John Settles submitted a request on behalf of property owner Alija Hendry to rezone sections of a 79-acre parcel on Highway 17 and Freeman Grove.
Settles petitioned for 35 acres to be rezoned, 25 of which would be switched from an agricultural residential district (AR-1) to a one- and two-family residential district (R-2). The other 10 acres were up for rezoning to become a general commercial district (B-2).
“We’re not going with the maximum density and most aggressive,” Settles said. “We’re trying to be flexible.”
Despite the fact that he did
not request the maximum capacity for development, other residents near the land were concerned the zoning changes would mean too much development for the community.

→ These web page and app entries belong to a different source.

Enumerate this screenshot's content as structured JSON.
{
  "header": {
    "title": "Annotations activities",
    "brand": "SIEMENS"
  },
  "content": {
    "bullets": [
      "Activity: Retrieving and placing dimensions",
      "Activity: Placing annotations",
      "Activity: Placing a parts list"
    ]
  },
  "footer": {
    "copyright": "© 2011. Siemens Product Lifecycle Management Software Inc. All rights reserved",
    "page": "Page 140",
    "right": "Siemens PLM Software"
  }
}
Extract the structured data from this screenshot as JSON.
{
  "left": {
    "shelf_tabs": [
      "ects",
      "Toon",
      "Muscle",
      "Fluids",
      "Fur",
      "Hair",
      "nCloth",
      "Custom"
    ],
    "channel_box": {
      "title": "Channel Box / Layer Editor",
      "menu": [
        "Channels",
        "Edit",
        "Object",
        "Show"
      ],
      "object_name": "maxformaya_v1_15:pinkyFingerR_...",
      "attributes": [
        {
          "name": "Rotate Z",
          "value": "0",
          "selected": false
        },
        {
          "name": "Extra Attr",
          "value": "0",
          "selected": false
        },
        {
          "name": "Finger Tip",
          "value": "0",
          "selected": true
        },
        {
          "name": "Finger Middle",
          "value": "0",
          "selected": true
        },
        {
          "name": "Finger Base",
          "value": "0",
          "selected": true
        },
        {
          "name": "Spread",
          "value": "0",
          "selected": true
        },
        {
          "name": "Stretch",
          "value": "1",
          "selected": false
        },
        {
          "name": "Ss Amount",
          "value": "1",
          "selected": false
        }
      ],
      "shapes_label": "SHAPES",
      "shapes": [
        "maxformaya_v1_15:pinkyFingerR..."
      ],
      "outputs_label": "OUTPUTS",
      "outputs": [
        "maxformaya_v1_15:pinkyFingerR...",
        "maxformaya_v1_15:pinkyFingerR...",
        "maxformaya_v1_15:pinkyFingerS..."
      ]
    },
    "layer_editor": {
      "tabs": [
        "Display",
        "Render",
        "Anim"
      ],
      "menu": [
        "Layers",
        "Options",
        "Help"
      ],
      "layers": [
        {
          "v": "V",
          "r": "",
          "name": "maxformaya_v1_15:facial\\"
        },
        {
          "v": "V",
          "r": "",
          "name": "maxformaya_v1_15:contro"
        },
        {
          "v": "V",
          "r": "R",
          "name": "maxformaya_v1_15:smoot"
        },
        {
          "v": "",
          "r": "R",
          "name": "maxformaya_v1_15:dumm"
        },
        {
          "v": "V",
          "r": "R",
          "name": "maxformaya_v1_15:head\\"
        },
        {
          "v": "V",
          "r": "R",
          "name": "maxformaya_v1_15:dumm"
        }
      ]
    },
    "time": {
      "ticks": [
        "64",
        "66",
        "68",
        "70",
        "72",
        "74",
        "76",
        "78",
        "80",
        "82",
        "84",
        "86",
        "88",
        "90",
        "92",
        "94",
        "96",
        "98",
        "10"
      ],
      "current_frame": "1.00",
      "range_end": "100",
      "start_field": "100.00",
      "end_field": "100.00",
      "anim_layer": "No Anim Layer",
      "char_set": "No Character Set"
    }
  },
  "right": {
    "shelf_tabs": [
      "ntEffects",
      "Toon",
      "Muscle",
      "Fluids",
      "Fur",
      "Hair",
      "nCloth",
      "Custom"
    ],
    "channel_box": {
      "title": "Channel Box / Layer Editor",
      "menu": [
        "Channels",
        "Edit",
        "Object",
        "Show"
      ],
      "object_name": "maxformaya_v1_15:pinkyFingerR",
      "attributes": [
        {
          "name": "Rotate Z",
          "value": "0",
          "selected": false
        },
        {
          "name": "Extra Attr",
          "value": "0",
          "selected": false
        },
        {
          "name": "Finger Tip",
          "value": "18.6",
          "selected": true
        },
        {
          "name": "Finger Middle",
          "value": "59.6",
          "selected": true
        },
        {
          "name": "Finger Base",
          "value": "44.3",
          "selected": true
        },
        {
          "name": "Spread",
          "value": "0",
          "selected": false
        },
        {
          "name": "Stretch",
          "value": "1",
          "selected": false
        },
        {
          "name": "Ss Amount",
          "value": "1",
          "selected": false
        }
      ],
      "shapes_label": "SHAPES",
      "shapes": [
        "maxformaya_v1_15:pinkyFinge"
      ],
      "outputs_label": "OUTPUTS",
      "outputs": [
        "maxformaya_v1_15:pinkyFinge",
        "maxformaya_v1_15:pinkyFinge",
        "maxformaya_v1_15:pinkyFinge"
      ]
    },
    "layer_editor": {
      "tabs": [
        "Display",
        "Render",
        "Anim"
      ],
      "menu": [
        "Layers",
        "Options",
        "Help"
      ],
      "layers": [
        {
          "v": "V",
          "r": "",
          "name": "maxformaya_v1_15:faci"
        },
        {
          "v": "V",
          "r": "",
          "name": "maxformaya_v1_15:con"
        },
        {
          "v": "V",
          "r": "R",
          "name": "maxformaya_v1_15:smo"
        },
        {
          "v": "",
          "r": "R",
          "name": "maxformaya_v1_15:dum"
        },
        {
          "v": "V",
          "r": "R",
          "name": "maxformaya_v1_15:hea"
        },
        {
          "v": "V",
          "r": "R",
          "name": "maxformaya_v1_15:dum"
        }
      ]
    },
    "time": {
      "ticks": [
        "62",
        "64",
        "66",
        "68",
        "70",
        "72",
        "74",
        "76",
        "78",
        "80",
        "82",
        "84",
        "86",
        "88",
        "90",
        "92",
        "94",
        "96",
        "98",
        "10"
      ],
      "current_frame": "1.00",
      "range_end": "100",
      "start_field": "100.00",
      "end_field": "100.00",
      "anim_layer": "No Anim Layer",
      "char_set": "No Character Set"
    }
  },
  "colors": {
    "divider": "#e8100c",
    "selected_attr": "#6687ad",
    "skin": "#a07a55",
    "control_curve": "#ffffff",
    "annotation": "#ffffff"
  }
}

“I seem to be the face of this opposition, but I stand united with several of the adjoining landowners, many of whom aren’t here today and weren’t here last time. But I have their blessing to present this argument. We do not approve of the project as it is zoned,” said Maxie Jones IV, a longtime Liberty County resident.
“All of the homes in our community have massive land structures. They all have at least one acre of land,” Jones said of his desire to maintain the current ratio of land to homes.
He also voiced concerns about safety issues that arise with population growth.
“We don’t have the excess crime or excess gang problems. We don’t have drive by shootings,” Jones said.
After listening to both sides of the argument, the commissioners decided to allow some rezoning, but not all. Instead of allowing for a B-2 commercial district, they decided to rezone the commercial section of land to a B-1 district, which limits the types of businesses that will be allowed in that area — no alcohol or gas sales.
The commissioners did leave a little wiggle room, passing a motion that allows the developer to appear before the commission if he wants to break with B-1 requirements.
As for the residential part of the land, the commissioners denied R-1 rezoning request, leaving the remaining acres as an AR-1 zone.
According to Alissa Davis, zoning specialist with the Liberty Consolidated Planning Commission, in maintaining the AR-1 status, the lots will have to comply with the 30,000 square foot requirements, which call for larger lots than the R-1 standards.